[Collected data]
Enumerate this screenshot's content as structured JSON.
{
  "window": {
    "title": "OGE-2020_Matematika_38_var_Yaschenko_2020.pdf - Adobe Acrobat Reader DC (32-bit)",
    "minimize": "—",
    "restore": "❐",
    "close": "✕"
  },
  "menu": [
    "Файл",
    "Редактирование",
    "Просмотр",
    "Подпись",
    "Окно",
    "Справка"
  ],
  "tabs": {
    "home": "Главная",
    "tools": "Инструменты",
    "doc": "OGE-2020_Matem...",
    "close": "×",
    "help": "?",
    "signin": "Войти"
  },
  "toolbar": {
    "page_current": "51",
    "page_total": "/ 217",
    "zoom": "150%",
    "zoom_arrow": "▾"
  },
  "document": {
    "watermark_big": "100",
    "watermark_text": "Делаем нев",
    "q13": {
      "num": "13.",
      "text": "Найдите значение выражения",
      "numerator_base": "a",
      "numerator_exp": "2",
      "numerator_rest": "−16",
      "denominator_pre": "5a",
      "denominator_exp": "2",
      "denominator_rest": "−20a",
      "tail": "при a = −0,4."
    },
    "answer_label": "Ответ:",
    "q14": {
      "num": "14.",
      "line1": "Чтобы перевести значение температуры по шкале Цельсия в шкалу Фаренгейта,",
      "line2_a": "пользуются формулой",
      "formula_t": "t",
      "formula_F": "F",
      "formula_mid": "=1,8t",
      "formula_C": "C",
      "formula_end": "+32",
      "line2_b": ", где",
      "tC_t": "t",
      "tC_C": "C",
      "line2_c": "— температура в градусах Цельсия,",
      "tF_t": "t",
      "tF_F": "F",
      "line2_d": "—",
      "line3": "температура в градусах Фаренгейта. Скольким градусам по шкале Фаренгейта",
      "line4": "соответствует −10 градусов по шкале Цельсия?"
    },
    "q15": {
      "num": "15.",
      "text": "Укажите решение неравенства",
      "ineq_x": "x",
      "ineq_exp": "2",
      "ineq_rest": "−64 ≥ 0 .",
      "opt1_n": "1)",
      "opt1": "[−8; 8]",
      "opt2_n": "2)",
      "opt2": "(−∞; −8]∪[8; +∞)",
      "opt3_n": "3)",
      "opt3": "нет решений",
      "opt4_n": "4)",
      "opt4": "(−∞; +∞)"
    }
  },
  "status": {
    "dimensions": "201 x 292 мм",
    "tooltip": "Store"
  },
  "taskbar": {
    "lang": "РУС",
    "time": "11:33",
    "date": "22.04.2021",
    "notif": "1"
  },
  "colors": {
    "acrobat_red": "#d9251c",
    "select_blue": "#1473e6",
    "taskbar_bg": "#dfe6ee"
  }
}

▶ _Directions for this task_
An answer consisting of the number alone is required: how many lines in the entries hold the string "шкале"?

▶ _Exercise result_
3